Data excerpts: Begin
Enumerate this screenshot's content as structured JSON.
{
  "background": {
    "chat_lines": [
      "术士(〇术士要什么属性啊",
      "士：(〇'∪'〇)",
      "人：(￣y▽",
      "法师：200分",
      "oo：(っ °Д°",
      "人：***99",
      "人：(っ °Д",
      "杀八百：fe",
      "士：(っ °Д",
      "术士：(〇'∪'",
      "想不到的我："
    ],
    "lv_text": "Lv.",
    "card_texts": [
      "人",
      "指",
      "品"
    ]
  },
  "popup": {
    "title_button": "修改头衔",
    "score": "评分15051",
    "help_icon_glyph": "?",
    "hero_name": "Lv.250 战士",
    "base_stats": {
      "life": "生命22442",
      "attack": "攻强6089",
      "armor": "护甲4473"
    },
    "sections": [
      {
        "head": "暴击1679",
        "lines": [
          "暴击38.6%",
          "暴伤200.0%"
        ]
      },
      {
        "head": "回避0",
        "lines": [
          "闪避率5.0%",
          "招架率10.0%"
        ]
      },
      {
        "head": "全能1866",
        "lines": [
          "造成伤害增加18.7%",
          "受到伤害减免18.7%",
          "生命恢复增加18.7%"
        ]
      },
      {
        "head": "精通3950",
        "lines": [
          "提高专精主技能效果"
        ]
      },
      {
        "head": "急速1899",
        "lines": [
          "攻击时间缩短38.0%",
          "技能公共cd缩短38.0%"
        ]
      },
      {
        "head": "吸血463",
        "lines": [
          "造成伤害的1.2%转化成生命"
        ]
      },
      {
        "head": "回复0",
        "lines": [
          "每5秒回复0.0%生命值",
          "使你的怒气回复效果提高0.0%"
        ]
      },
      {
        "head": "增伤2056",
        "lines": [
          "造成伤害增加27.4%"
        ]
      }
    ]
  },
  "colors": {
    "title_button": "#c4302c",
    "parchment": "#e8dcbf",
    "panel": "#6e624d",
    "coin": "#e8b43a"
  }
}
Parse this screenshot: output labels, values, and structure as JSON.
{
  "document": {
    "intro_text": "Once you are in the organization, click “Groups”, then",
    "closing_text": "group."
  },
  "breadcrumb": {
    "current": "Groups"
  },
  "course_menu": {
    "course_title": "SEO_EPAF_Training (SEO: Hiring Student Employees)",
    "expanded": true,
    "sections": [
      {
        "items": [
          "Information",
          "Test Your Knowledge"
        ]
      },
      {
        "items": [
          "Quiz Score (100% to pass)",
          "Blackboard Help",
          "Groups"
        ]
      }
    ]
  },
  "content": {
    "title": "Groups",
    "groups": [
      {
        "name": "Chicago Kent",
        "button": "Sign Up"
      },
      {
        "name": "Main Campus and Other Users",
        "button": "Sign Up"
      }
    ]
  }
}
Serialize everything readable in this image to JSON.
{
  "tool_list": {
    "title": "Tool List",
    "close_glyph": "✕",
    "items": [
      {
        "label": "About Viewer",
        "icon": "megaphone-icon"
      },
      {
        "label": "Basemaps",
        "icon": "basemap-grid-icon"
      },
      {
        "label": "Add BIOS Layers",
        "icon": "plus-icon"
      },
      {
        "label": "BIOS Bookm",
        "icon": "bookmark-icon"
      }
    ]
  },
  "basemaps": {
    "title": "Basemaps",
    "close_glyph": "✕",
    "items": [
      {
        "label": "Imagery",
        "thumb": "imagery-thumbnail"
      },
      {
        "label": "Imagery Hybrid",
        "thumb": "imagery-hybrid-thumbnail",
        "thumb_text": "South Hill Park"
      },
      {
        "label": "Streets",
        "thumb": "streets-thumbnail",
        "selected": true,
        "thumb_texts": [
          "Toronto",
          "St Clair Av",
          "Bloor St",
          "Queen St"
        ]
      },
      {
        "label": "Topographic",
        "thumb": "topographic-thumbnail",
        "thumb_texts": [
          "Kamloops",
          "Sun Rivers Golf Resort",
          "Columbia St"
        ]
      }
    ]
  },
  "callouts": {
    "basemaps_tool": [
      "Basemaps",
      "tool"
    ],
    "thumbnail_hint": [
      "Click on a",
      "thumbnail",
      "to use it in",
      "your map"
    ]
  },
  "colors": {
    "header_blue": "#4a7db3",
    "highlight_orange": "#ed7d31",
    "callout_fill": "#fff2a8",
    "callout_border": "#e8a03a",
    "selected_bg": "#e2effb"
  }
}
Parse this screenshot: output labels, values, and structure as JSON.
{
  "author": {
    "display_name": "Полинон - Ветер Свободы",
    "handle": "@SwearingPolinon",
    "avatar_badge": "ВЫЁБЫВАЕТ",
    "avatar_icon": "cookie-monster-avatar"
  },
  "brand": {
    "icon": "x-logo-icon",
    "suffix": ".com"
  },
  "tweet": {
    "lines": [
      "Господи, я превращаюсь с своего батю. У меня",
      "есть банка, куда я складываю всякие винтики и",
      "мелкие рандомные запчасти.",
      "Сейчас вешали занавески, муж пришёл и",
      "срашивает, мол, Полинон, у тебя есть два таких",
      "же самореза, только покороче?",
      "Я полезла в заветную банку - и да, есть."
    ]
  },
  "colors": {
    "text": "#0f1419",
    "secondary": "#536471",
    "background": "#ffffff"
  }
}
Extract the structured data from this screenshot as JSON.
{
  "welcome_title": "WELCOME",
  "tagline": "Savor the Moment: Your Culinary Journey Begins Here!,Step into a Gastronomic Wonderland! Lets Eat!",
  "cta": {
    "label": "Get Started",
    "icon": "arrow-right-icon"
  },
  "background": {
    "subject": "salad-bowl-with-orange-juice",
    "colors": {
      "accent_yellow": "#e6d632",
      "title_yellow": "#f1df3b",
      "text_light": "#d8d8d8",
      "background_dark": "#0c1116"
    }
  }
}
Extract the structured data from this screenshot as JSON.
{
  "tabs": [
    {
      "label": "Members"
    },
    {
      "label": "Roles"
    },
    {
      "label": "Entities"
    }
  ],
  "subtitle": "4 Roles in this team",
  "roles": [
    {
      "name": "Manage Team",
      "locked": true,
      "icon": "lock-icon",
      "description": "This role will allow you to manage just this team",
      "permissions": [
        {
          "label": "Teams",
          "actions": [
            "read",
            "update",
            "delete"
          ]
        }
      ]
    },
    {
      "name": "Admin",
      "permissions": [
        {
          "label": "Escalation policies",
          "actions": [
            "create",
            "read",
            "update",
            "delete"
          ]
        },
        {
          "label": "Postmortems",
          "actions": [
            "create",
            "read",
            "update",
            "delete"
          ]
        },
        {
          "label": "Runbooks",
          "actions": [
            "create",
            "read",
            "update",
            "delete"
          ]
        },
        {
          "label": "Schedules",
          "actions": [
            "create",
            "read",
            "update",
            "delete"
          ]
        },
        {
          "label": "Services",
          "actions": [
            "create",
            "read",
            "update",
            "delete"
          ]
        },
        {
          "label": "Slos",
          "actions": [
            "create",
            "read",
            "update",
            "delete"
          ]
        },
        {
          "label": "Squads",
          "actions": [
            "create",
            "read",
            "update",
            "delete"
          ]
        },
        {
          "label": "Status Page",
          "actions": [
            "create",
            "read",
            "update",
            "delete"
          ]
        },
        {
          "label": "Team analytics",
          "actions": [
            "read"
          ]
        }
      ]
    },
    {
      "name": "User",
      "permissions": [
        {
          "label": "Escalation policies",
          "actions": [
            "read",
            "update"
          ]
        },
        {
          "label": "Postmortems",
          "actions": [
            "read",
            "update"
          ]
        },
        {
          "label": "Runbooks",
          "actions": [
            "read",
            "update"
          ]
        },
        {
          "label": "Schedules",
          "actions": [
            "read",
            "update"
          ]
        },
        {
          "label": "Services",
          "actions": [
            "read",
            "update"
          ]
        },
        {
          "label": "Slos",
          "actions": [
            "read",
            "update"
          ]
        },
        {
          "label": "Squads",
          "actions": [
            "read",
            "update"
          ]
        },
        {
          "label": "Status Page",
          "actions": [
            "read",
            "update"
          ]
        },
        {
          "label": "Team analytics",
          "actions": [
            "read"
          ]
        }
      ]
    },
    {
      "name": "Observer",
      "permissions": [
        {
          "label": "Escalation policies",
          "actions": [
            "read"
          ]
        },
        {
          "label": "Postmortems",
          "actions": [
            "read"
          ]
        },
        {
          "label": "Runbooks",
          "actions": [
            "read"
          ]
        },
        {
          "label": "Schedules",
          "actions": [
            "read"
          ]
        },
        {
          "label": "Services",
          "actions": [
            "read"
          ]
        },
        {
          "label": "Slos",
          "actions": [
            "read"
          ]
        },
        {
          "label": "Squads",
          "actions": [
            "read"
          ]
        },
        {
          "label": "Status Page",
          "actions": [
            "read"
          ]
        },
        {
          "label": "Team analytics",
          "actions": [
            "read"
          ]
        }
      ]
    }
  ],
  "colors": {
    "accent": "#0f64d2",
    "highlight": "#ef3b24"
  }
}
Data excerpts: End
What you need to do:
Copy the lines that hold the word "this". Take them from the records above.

Result below:
Enumerate this screenshot's content as structured JSON.
Parse this screenshot: output labels, values, and structure as JSON.
Serialize everything readable in this image to JSON.
Parse this screenshot: output labels, values, and structure as JSON.
Extract the structured data from this screenshot as JSON.
Extract the structured data from this screenshot as JSON.
  "subtitle": "4 Roles in this team",
      "description": "This role will allow you to manage just this team",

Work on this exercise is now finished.